Antler restrictions usually have to be implemented on lands with considerable acreage. The process also takes time and patience. Of course, where private land owners form cooperatives for smaller land tracts, results of antler restrictions become a reality within just a few years.
Another concern about mandatory antler restrictions is a motivational factor with youth hunts. Most children have short attention spans, and if positive results are not achieved within a short time, they lose interest.
For a youngster to be told not to shoot when the highlight of sighting a buck unfolds can be ultimately discouraging.
However, wildlife agencies and hunters are now working to educate youngsters on the science of artificial restrictions.
The difficulty of aging bucks and the button buck dilemma
Another obstacle for hunters in terms of antler restrictions is properly assessing the age of a buck as well as its rack. If a buck enters the scene but is obscured by understory or timber, accurately assessing its antlers to see if they meet the legal criteria can be rather challenging — if not impossible.
One of the biggest problems is determining the spread of the antlers. Depending on the angle of view, a buck’s spread can look bigger than reality.
Before a buck reaches the stage of a yearling with hardened antlers, the male is a button buck or buck fawn. Here, antler growth is absent because pedicels are not developed enough at this time.
Several states allow button bucks to be taken as an antlerless harvest if polished antlers are not visible.
Whether the button buck is on its own or with the clan of its mother and her other offspring, it can easily be mistaken for a female deer — especially if antlerless harvest is on the agenda.

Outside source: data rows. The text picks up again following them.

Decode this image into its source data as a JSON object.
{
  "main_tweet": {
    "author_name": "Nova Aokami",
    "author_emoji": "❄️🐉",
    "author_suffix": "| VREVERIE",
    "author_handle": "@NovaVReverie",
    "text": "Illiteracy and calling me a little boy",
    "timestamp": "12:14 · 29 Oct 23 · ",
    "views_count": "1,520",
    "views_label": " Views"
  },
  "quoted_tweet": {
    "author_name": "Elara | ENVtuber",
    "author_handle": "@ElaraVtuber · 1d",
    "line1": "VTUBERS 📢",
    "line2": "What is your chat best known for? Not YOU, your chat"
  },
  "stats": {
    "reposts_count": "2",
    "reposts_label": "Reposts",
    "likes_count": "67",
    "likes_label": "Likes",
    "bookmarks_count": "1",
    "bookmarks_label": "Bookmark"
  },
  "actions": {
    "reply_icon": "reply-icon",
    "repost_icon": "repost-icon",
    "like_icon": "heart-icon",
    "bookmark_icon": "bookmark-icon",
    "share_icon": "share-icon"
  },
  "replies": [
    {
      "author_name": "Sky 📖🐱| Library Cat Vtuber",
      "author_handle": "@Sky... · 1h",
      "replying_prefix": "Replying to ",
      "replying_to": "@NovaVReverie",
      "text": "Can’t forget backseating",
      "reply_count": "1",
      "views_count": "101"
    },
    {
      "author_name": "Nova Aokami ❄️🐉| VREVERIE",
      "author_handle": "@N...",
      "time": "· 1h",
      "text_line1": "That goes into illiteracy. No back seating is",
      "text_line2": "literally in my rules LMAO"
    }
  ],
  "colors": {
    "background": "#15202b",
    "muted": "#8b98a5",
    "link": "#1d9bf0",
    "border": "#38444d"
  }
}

Here proper identification of a young male deer is crucial for those desiring to protect young bucks. Even if it is legal to take a young button buck without a polished antler above the hairline, most hunters want to pass on young males — giving them the opportunity to grow and mature.
Although it is debatable if button bucks should be protected, enforcing this tricky identification on antlerless harvest can create backlash if hunters are penalized for a case of mistaken identity.
Surveys on antler restrictions have concluded that the majority of hunters support artificial restrictions.
Most aspire to harvest bucks with multiple points, and the majority of studies have indicated that after mandatory laws were enforced, hunters soon started taking 2½ year bucks and older that possessed multiple points.
However, there are scores of hunters who have their doubts. They believe that some hunting clubs pass on genetically inferior bucks — allowing these particular bucks to mature into the older age structure.
In turn, they claim that these less-desirable bucks will breed — passing on inferior genes.
Others attempt to judge bucks by age. Depending on the time of year, neck size with testosterone is the method they use to decipher younger bucks from older ones. They also believe that antler restrictions force hunters to overharvest mature bucks like western states did with mule deer.
These hunters advocate that WMAs should simply limit the number of hunters in sections and rotate these locales from time to time.
Hunters also feel that antler spread restrictions, 13 inch for example, are unfair — especially for bucks with genetically narrow main beams. These bucks could possess multiple points yet would be illegal based on spread limitations.